Cargo terminal operator and Cargill rival Santos-Brasil S.A. announces has the green light to conduct viability studies for a R$9 billion expansion project at the Port of Santos, it announced yesterday.
I mention it because I am continuing to build evil dossiers on Brazilian companies and map the business terrain. Some people collect stamps. Solid information on the subject is hard to come by, so you have to try to develop it yourself, in your own bumbling way. See, for example,
Among the goods moving through the expanded port will be the sugar and ethanol produced by the likes of Cosan. As Itaú Europa noted in its Brazil Weekly Report for April 11, 2008:
Cosan and Rezende Barbosa, the holding company of the Nova America group, announced the creation of Rumo Logística, a company focused on sugar and grain logistics. Rumo will have a static storage capacity of 435 million tons and annual shipment capacity of 8.5 million tons of sugar or grain. It will be located at the Port of Santos, in the state of São Paulo.
The Inter-American Development Bank has already prepared a prefeasbility report on the project.

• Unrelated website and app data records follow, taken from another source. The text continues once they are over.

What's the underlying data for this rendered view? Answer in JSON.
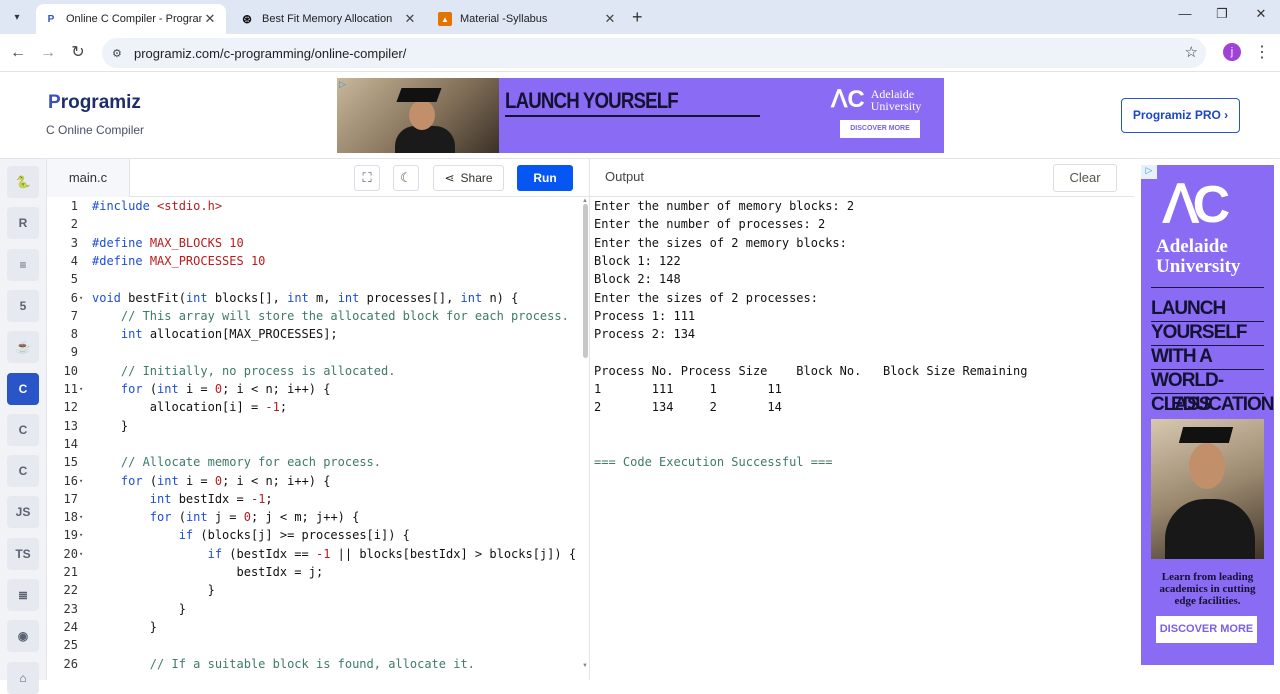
{
  "browser": {
    "tabs": [
      {
        "title": "Online C Compiler - Programiz",
        "favicon": "programiz-icon",
        "active": true
      },
      {
        "title": "Best Fit Memory Allocation",
        "favicon": "openai-icon",
        "active": false
      },
      {
        "title": "Material -Syllabus",
        "favicon": "classroom-icon",
        "active": false
      }
    ],
    "url": "programiz.com/c-programming/online-compiler/",
    "profile_initial": "j"
  },
  "site": {
    "logo_p": "P",
    "logo_rest": "rogramiz",
    "subtitle": "C Online Compiler",
    "pro_button": "Programiz PRO ›",
    "ad_banner": {
      "headline": "LAUNCH YOURSELF",
      "university_line1": "Adelaide",
      "university_line2": "University",
      "cta": "DISCOVER MORE"
    }
  },
  "editor": {
    "file_tab": "main.c",
    "share_label": "Share",
    "run_label": "Run",
    "lines": [
      {
        "n": "1",
        "fold": "",
        "html": "<span class='k'>#include</span> <span class='s'>&lt;stdio.h&gt;</span>"
      },
      {
        "n": "2",
        "fold": "",
        "html": ""
      },
      {
        "n": "3",
        "fold": "",
        "html": "<span class='k'>#define</span> <span class='n'>MAX_BLOCKS 10</span>"
      },
      {
        "n": "4",
        "fold": "",
        "html": "<span class='k'>#define</span> <span class='n'>MAX_PROCESSES 10</span>"
      },
      {
        "n": "5",
        "fold": "",
        "html": ""
      },
      {
        "n": "6",
        "fold": "▾",
        "html": "<span class='k'>void</span> bestFit(<span class='k'>int</span> blocks[], <span class='k'>int</span> m, <span class='k'>int</span> processes[], <span class='k'>int</span> n) {"
      },
      {
        "n": "7",
        "fold": "",
        "html": "    <span class='c'>// This array will store the allocated block for each process.</span>"
      },
      {
        "n": "8",
        "fold": "",
        "html": "    <span class='k'>int</span> allocation[MAX_PROCESSES];"
      },
      {
        "n": "9",
        "fold": "",
        "html": ""
      },
      {
        "n": "10",
        "fold": "",
        "html": "    <span class='c'>// Initially, no process is allocated.</span>"
      },
      {
        "n": "11",
        "fold": "▾",
        "html": "    <span class='k'>for</span> (<span class='k'>int</span> i = <span class='n'>0</span>; i &lt; n; i++) {"
      },
      {
        "n": "12",
        "fold": "",
        "html": "        allocation[i] = <span class='n'>-1</span>;"
      },
      {
        "n": "13",
        "fold": "",
        "html": "    }"
      },
      {
        "n": "14",
        "fold": "",
        "html": ""
      },
      {
        "n": "15",
        "fold": "",
        "html": "    <span class='c'>// Allocate memory for each process.</span>"
      },
      {
        "n": "16",
        "fold": "▾",
        "html": "    <span class='k'>for</span> (<span class='k'>int</span> i = <span class='n'>0</span>; i &lt; n; i++) {"
      },
      {
        "n": "17",
        "fold": "",
        "html": "        <span class='k'>int</span> bestIdx = <span class='n'>-1</span>;"
      },
      {
        "n": "18",
        "fold": "▾",
        "html": "        <span class='k'>for</span> (<span class='k'>int</span> j = <span class='n'>0</span>; j &lt; m; j++) {"
      },
      {
        "n": "19",
        "fold": "▾",
        "html": "            <span class='k'>if</span> (blocks[j] &gt;= processes[i]) {"
      },
      {
        "n": "20",
        "fold": "▾",
        "html": "                <span class='k'>if</span> (bestIdx == <span class='n'>-1</span> || blocks[bestIdx] &gt; blocks[j]) {"
      },
      {
        "n": "21",
        "fold": "",
        "html": "                    bestIdx = j;"
      },
      {
        "n": "22",
        "fold": "",
        "html": "                }"
      },
      {
        "n": "23",
        "fold": "",
        "html": "            }"
      },
      {
        "n": "24",
        "fold": "",
        "html": "        }"
      },
      {
        "n": "25",
        "fold": "",
        "html": ""
      },
      {
        "n": "26",
        "fold": "",
        "html": "        <span class='c'>// If a suitable block is found, allocate it.</span>"
      }
    ]
  },
  "output": {
    "title": "Output",
    "clear_label": "Clear",
    "lines": [
      "Enter the number of memory blocks: 2",
      "Enter the number of processes: 2",
      "Enter the sizes of 2 memory blocks:",
      "Block 1: 122",
      "Block 2: 148",
      "Enter the sizes of 2 processes:",
      "Process 1: 111",
      "Process 2: 134",
      "",
      "Process No. Process Size    Block No.   Block Size Remaining",
      "1       111     1       11",
      "2       134     2       14",
      "",
      "",
      "=== Code Execution Successful ==="
    ]
  },
  "rail": [
    {
      "name": "python",
      "glyph": "🐍",
      "active": false
    },
    {
      "name": "r",
      "glyph": "R",
      "active": false
    },
    {
      "name": "sql",
      "glyph": "≡",
      "active": false
    },
    {
      "name": "html",
      "glyph": "5",
      "active": false
    },
    {
      "name": "java",
      "glyph": "☕",
      "active": false
    },
    {
      "name": "c",
      "glyph": "C",
      "active": true
    },
    {
      "name": "cpp",
      "glyph": "C",
      "active": false
    },
    {
      "name": "csharp",
      "glyph": "C",
      "active": false
    },
    {
      "name": "js",
      "glyph": "JS",
      "active": false
    },
    {
      "name": "ts",
      "glyph": "TS",
      "active": false
    },
    {
      "name": "go",
      "glyph": "≣",
      "active": false
    },
    {
      "name": "php",
      "glyph": "◉",
      "active": false
    },
    {
      "name": "swift",
      "glyph": "⌂",
      "active": false
    }
  ],
  "side_ad": {
    "university_line1": "Adelaide",
    "university_line2": "University",
    "headline": [
      "LAUNCH",
      "YOURSELF",
      "WITH A",
      "WORLD-CLASS",
      "EDUCATION"
    ],
    "blurb": "Learn from leading academics in cutting edge facilities.",
    "cta": "DISCOVER MORE"
  },
  "colors": {
    "accent": "#0556f3",
    "ad_purple": "#8a6bf3",
    "tab_bar": "#dfe7f5"
  }
}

The recovery of Santos — nearby Cubetão was once the most polluted place on earth, and clearing the city of organized crime will someday prove to have been quite a story as well, I will wager — might be worth a book someday.
I thought I remembered Santos-Brasil also recently closing a deal to lease and expand a port in Southern Brazil, but just try to search through the corporate actions databases of the Bovespa and the CVM to jog your memory. Frustrating experience.
Infraero, the state-owned airport authority, is said to be contemplating an expansion of the Santos airport. Meanwhile, Business News Americas reported (week of April 4):
Brazil’s government withdrew eight state-run port companies from the national privatization docket (PND), according to a decree published by President Luiz Inácio Lula da Silva in the official gazette Diário Oficial da União. Among the companies withdrawn was Codesp, authority at the country’s busiest port, Santos. The decision was made to accelerate bidding processes for other projects in the sector.
I call reading that the state government here in São Paulo wants to renegotiate the state’s stake in port operations with the federal government — part of the fiscal maneuvers in anticipation of those Santos Basin oil royalties, among other things, probably. Vague recollection, however. Do not bet the farm.
The most recent announcement (Source: CVM)
Considerando o expressivo crescimento do comércio exterior brasileiro nos últimos anos, a previsão de que tal crescimento se mantenha em níveis elevados e o conhecimento técnico e de gestão da Santos-Brasil S.A., subsidiária integral da SBPar, na área portuária, a SBPar solicitou à Companhia Docas do Estado de São Paulo – CODESP, Autoridade Portuária do Porto Organizado de Santos, autorização para realizar os estudos necessários para a aferição da viabilidade do aproveitamento de áreas situadas na margem esquerda do estuário de Santos para exploração de atividade portuária.
Given the substantial growth in Brazilian foreign trade in recent years, the prospect that this rate of growth will continue, and the technical and managerial expertise of Santos-Brasil S.A., a wholly owned subsidiary of SBPar, in the ports sector, SBPar has asked CODESP (the Companhia Docas do Estado de São Paulo), the Santos port authority, for authorization to conduct the studies necessary to determining the commercial viability of areas situated on the left bank of the Santos estuary for port operations.